SBCs can ensure the system is subject to law-mandated interactions such as the prioritization of emergency calls and provide support for authorized interception (wiretapping) of specific callers under court order.
SBCs are also used at the service provider level to regulate network usage, collect statistics on individual account usage for billing purposes, enforce the details of forwarding agreements with other providers, protect against phone fraud, etc.
What’s happening with Microsoft’s support for SBCs in Microsoft Exchange Online?
If your organization uses an SBC together with Microsoft Exchange Online for Unified Messaging (UM), there’s been an important development concerning your SBC. Microsoft has announced that they will be discontinuing all SBC support on Dec 1st, 2019. This means that if you’re using a SBC to bridge the gap between a PBX and Exchange Online, your UM solution will become inoperable.
Microsoft has suggested three possible solutions; transitioning your telephony infrastructure to Office 365 in the Cloud, deploying an on Premises Skype for Business Server (and eventually upgrading to Enterprise Voice), or moving to a 3rd Party Voicemail System that can bridge the gap between your PBX and Exchange using an API rather than a SBC.
Preserve Your Unified Messaging System with CX-E
Our 3rd party voicemail and unified communications system, CX-E, will bridge the gap between your PBX and Microsoft Exchange.
In addition to preserving unified messaging functionality by replacing an SBC with an API, CX-E also brings a host of other powerful features, including:
- Industry leading UC interoperability
- Interactive voice response (IVR) applications and voice recognition automated attendants to save staff time & empower customers
- Mobile application with a virtual personal assistant to boost call completion by allowing employees to be reachable anywhere
- Informal call center that functions beyond what’s provided by simple hunt groups.

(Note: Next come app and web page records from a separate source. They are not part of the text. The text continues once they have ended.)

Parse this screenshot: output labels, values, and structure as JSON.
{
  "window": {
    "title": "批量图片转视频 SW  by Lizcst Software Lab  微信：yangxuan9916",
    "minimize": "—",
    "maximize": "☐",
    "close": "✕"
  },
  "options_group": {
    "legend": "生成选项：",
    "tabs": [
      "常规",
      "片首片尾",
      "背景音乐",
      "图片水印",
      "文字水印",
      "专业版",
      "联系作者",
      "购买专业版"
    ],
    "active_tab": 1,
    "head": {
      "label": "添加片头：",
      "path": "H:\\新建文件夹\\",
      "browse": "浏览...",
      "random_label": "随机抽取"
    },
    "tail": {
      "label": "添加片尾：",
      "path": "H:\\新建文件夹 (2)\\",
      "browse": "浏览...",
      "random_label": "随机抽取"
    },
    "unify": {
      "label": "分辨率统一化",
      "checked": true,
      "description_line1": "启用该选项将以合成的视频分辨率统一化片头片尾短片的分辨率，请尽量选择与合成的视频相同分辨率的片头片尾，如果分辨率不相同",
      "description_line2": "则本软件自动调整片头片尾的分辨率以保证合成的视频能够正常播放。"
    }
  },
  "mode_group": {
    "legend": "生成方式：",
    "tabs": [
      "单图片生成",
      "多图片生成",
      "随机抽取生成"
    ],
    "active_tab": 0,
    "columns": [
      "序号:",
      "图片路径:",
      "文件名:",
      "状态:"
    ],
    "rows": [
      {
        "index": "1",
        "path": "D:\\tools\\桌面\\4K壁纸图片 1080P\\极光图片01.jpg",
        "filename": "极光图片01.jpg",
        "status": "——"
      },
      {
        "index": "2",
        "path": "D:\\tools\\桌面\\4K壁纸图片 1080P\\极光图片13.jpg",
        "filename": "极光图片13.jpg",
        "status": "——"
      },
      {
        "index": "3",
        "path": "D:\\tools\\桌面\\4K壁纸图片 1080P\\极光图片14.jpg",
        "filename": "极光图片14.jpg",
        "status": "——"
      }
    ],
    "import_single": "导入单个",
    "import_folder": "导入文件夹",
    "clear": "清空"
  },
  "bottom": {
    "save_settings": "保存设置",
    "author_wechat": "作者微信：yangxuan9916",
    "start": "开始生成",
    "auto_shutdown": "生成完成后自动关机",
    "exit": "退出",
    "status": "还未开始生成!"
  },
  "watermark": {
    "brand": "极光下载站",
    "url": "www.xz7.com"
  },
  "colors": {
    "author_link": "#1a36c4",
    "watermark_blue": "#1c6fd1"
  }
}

If you would like to learn more about how this system can cost-effectively preserve UM functionality without a costly rip & replace, reach out to our team and we’ll be happy to answer any questions you may have.